Hives – also known as urticaria – is a relatively common itchy rash that causes red or white bumps on the skin. According to the British Association of Dermatologists (BAD), it affects around one in five people at some point in their lives, and in around half of cases the trigger is unknown. But, if you’re breaking out in hives, here’s what could be behind those itchy bumps.
“Hives is caused by the release of histamine from skin cells called mast cells,” explains Dr Justine Kluk of the British Association of Dermatologists.
These chemicals cause fluid to leak from tiny blood vessels just under the surface of your skin, and it’s this fluid that forms those bumpy weals on the skin. Meanwhile, histamine chemicals also cause your blood vessels to widen, or dilate, which makes those red or white bumps flare up.
“It typically causes itchy pink or white raised areas of skin, which can look like nettle rash. These areas, known as weals, can appear anywhere on the body and may move from one site on the skin to another over a 24-hour period,” Kluk says.

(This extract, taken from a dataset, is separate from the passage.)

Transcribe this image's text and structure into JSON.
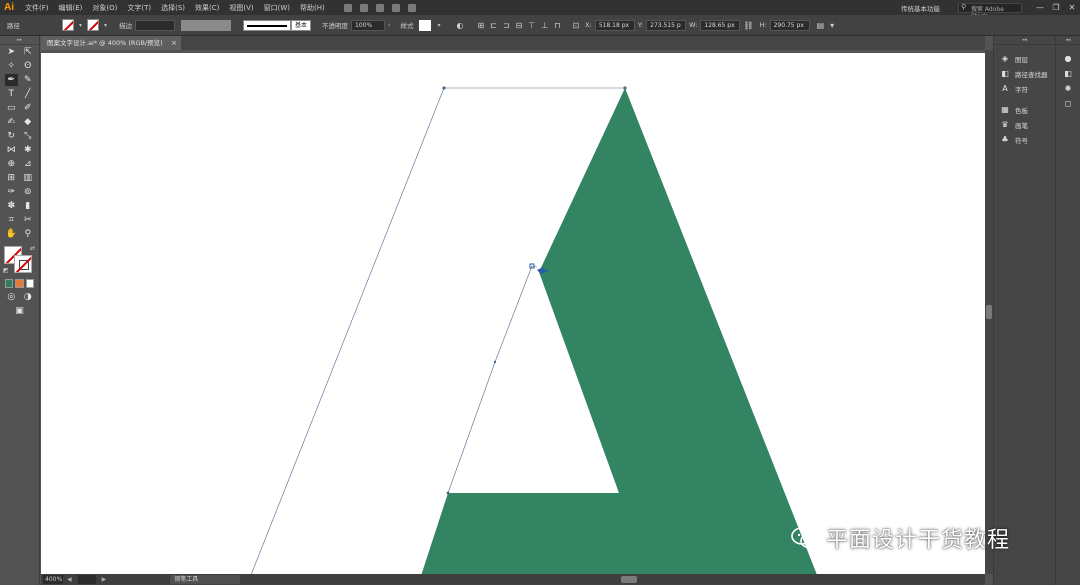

So what triggers the release of histamines? Known triggers include physical stimuli, coming into contact with an allergen, skin contact with certain substances, and viral infections like a cold or flu. However, Kluk explains: “In people with the most common type of hives – spontaneous hives – a trigger is not normally identified.”